The movie was poorly received by HR fans who felt the direction was out of the scope of what they envisioned HR to be. This round tends to almost fall more into a murder mystery plot line than the usual “hell has awakened” stories. You do have to feel for the writers who are always searching for new ways to keep this franchise alive. Many would argue that Barkers vision was abandoned long ago in which I firmly agree. HR has become a franchise that is sold on name alone with the inclusion of a Pinhead somewhere in the mix. This particular sequel is driven towards a younger hip market who can relate to the metrics and status quo they have come to know thru other films.
Though as a standalone the film might do ok with audiences.

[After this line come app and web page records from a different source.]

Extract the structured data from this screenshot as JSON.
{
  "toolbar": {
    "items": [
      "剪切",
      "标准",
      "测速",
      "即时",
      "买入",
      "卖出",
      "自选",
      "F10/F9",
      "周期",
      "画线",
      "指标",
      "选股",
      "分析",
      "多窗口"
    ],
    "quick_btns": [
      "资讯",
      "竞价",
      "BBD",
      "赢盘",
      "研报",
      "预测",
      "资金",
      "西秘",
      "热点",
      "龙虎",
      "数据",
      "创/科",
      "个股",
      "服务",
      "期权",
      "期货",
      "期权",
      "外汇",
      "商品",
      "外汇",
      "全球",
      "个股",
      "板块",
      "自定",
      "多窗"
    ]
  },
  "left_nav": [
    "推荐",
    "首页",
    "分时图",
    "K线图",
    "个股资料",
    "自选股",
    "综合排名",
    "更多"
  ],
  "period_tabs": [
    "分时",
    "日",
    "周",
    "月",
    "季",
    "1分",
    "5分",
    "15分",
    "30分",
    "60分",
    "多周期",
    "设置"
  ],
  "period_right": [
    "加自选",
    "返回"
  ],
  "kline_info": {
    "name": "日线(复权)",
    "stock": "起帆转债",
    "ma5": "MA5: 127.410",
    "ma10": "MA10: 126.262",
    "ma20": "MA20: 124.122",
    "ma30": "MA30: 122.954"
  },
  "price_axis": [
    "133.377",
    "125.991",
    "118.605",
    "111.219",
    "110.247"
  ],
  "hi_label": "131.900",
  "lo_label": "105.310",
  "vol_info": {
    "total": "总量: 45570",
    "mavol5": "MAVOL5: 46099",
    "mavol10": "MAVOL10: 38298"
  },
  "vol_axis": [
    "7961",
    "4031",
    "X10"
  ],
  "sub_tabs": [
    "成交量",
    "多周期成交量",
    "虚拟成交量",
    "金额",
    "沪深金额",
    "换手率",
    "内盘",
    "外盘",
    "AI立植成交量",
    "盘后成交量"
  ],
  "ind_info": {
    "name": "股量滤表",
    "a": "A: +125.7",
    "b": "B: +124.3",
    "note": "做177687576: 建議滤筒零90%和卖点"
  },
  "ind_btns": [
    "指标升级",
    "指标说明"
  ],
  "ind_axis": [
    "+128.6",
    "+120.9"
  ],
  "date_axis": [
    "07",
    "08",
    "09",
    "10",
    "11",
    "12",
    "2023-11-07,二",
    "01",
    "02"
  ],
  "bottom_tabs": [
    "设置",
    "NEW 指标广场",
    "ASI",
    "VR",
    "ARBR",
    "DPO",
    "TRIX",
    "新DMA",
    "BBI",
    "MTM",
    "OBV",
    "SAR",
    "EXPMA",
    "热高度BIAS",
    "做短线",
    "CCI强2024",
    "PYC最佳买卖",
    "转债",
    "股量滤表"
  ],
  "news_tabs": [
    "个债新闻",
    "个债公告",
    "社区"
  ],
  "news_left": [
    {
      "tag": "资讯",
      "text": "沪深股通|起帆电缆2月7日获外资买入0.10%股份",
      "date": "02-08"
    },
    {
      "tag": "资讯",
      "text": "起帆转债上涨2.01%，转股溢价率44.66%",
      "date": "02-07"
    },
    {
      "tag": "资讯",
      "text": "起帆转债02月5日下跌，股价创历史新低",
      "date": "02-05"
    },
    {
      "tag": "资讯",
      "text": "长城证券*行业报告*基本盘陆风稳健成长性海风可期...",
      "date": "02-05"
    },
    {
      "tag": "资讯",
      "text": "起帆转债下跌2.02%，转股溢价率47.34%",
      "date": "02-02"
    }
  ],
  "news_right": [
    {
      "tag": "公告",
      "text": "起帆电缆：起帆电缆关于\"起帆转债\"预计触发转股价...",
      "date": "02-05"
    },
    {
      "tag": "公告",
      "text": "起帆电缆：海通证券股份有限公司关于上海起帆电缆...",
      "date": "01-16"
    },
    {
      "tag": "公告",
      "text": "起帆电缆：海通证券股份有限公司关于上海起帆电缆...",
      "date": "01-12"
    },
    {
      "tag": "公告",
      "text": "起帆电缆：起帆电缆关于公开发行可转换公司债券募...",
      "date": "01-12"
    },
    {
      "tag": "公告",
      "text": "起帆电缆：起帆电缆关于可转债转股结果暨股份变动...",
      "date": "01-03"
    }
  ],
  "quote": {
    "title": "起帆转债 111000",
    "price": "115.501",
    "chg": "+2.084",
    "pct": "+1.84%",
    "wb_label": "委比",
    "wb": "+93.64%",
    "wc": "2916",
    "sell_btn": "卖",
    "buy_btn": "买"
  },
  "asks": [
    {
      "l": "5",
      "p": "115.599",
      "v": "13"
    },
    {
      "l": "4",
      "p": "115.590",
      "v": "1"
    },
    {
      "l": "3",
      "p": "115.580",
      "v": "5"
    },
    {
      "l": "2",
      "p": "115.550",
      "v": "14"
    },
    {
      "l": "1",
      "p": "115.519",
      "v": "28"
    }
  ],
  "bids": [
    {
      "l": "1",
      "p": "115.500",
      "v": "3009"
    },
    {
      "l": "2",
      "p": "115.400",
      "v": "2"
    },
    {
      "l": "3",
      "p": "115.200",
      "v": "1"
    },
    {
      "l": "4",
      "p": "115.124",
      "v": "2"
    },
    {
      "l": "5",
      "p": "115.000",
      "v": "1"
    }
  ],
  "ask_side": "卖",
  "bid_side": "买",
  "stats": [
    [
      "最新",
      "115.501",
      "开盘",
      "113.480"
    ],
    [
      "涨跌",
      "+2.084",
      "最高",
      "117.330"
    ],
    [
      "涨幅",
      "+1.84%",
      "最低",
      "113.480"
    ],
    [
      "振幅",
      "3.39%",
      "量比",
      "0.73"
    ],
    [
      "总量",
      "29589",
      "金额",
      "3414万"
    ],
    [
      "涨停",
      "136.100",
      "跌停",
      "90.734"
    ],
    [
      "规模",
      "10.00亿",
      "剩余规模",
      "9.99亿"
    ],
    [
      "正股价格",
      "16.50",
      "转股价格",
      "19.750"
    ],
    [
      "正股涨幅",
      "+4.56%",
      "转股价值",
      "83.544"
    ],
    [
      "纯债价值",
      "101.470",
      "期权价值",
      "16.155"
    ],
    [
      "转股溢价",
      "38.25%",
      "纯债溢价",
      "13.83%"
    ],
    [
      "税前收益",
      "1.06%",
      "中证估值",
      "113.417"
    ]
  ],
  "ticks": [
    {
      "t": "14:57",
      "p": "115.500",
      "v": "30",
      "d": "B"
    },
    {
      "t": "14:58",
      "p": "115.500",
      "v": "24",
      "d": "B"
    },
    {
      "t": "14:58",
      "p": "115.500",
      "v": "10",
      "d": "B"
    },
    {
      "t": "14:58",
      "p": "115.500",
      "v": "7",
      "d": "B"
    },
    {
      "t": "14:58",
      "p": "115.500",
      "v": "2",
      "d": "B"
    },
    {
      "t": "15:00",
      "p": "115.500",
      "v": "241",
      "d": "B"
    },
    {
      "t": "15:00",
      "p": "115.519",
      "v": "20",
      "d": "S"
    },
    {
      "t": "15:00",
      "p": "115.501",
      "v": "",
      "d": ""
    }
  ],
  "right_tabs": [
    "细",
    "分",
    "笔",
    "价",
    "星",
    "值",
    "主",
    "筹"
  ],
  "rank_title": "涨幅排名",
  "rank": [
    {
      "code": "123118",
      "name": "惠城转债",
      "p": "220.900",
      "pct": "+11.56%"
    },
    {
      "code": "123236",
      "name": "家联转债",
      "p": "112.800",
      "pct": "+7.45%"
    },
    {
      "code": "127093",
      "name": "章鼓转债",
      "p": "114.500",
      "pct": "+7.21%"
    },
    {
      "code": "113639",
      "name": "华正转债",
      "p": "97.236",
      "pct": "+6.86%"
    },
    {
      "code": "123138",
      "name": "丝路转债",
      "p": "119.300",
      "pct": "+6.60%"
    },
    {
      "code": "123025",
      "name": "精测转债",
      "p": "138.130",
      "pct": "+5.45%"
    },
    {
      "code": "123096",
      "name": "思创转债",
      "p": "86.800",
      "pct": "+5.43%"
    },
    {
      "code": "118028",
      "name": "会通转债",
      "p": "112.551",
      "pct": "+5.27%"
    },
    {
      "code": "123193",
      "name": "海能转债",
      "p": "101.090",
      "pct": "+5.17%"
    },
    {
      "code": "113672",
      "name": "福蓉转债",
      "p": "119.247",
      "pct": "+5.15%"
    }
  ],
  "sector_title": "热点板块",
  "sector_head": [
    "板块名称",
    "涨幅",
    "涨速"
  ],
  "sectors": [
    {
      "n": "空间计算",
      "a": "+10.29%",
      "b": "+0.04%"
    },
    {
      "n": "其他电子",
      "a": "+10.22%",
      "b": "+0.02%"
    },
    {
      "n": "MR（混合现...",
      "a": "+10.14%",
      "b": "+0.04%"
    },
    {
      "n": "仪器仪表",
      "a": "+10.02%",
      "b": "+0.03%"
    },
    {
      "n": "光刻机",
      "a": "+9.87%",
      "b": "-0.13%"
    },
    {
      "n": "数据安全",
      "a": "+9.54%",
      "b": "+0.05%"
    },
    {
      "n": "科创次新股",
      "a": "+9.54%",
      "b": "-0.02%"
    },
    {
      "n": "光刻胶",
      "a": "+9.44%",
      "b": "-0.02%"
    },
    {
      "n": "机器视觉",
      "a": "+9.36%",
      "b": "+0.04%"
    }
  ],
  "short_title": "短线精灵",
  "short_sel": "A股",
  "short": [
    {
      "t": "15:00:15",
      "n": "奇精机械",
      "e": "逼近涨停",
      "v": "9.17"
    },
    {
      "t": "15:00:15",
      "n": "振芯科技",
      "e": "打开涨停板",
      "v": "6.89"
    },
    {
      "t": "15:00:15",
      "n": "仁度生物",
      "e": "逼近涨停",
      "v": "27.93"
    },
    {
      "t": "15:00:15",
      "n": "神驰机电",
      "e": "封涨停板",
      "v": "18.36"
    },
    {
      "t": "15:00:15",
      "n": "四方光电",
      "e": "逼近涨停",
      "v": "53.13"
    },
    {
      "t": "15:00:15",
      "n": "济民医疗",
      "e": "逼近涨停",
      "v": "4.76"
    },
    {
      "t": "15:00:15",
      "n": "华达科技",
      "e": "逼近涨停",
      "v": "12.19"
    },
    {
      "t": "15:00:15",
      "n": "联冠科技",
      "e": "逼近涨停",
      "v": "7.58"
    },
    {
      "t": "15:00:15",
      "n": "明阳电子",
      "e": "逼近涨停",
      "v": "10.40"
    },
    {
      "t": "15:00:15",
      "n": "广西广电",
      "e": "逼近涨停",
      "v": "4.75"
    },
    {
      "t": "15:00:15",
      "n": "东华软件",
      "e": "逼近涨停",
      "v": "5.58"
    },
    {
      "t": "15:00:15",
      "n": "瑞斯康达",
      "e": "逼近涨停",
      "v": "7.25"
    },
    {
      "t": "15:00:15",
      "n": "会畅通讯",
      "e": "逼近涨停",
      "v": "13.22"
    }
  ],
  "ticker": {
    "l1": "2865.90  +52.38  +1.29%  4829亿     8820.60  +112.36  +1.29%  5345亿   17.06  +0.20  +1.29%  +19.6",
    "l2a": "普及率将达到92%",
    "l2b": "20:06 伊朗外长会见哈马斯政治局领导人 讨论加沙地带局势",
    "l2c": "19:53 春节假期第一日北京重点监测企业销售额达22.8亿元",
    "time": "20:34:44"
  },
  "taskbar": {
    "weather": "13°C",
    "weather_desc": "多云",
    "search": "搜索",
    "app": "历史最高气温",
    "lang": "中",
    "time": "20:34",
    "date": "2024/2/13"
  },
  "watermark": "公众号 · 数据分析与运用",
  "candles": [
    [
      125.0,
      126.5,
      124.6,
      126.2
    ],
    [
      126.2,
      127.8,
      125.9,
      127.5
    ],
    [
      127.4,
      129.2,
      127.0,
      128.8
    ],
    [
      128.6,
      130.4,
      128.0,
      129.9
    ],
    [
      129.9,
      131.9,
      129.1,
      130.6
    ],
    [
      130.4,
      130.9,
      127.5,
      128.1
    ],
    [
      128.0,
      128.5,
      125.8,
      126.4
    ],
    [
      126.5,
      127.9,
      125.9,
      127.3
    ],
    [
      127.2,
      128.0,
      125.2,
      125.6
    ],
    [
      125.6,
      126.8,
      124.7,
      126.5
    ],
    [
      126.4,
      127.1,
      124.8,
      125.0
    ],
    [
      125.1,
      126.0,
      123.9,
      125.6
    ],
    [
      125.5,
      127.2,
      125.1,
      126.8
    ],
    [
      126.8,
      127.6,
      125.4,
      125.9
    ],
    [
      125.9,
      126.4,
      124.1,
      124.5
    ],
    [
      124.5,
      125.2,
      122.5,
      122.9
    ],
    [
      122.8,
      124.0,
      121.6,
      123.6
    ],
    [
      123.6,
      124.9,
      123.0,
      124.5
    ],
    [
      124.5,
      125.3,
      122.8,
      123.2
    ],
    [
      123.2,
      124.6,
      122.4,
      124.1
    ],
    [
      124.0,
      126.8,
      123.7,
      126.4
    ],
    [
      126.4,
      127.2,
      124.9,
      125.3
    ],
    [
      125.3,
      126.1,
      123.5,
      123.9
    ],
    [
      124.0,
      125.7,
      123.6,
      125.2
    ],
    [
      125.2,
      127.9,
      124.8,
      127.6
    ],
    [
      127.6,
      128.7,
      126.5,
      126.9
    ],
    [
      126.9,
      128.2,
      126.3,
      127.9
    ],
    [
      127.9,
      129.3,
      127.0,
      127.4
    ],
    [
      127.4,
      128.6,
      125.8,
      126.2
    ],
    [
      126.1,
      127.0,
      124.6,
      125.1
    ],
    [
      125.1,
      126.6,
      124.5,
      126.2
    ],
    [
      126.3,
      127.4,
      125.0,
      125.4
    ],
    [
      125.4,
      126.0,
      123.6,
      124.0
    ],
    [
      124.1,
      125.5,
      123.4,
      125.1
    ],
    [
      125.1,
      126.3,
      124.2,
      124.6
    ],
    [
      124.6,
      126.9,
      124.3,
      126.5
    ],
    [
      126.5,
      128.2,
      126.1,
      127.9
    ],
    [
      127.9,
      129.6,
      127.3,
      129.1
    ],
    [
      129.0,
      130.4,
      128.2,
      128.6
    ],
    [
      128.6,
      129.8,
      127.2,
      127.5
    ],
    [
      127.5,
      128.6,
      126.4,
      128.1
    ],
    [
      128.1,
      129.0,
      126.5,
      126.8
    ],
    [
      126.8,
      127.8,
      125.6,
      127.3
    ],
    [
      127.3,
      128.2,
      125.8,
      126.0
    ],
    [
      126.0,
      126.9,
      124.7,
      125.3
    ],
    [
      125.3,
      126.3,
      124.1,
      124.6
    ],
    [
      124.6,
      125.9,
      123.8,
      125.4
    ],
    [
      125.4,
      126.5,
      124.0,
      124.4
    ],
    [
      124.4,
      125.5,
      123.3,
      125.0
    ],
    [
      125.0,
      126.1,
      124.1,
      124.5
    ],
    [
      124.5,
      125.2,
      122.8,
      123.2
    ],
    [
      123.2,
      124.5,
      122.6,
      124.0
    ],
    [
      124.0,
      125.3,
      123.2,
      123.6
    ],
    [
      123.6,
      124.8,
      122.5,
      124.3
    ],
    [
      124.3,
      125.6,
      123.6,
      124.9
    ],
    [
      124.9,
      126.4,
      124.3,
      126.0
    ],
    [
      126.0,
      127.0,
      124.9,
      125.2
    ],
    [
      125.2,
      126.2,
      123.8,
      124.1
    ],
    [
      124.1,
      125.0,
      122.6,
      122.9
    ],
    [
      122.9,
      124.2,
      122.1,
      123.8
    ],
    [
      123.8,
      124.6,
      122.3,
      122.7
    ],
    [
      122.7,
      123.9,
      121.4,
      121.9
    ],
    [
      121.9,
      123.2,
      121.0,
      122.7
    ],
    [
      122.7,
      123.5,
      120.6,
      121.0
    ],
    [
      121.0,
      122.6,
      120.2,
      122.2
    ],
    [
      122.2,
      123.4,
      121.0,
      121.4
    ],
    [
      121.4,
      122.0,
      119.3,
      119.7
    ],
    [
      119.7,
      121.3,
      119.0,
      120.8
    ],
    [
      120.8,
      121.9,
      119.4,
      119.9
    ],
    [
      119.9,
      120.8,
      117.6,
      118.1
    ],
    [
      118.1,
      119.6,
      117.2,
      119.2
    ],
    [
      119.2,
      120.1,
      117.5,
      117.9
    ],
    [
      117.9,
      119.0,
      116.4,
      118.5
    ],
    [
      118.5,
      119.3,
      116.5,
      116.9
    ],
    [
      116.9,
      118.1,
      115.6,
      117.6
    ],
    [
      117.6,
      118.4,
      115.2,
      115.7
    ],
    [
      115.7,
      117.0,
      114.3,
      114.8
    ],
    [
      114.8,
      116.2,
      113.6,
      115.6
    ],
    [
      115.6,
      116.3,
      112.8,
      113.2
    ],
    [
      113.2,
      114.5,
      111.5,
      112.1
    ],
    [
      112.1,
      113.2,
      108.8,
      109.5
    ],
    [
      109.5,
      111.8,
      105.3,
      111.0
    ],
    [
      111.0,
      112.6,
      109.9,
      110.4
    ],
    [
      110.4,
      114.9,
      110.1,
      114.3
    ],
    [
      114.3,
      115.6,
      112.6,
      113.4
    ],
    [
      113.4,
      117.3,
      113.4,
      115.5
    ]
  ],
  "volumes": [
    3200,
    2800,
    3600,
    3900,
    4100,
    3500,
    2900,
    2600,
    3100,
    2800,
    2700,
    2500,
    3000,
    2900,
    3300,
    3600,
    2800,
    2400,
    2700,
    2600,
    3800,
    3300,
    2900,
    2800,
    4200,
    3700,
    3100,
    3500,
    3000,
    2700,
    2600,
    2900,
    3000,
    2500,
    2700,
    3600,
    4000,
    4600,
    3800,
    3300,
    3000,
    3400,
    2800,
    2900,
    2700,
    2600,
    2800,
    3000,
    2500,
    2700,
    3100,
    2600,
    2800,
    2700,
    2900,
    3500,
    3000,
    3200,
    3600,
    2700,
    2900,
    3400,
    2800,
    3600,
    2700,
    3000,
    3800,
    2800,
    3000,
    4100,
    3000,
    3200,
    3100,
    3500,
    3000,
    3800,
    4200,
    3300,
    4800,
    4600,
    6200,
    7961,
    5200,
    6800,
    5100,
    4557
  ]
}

Where it crosses the line is in trying to marry this franchise with a target audience formula, namely “slasher teen”. You get the consummate Hellraiser fans who really want a return to the lineage. A return meaning, more back story, more disclosure of the cenobites and more interaction with a visual Hell. HellWorld pokes fun at that idea with its modern interpretation that stems away from what the fans seek. It changes the rules around, ignores its heritage and insults the central idea of Pinhead and his world of suffering.
In summary, Hellworld is at times not bad, and makes use of approaching Hellraiser in an innovative way. Though when it comes down to it, HR fans know what they want and its simply not this.
Kudos to actors Lance Henriksen and Katheryn Winnick, points against for introducing more HR silliness.
Hellraiser 8: Hellworld (2005)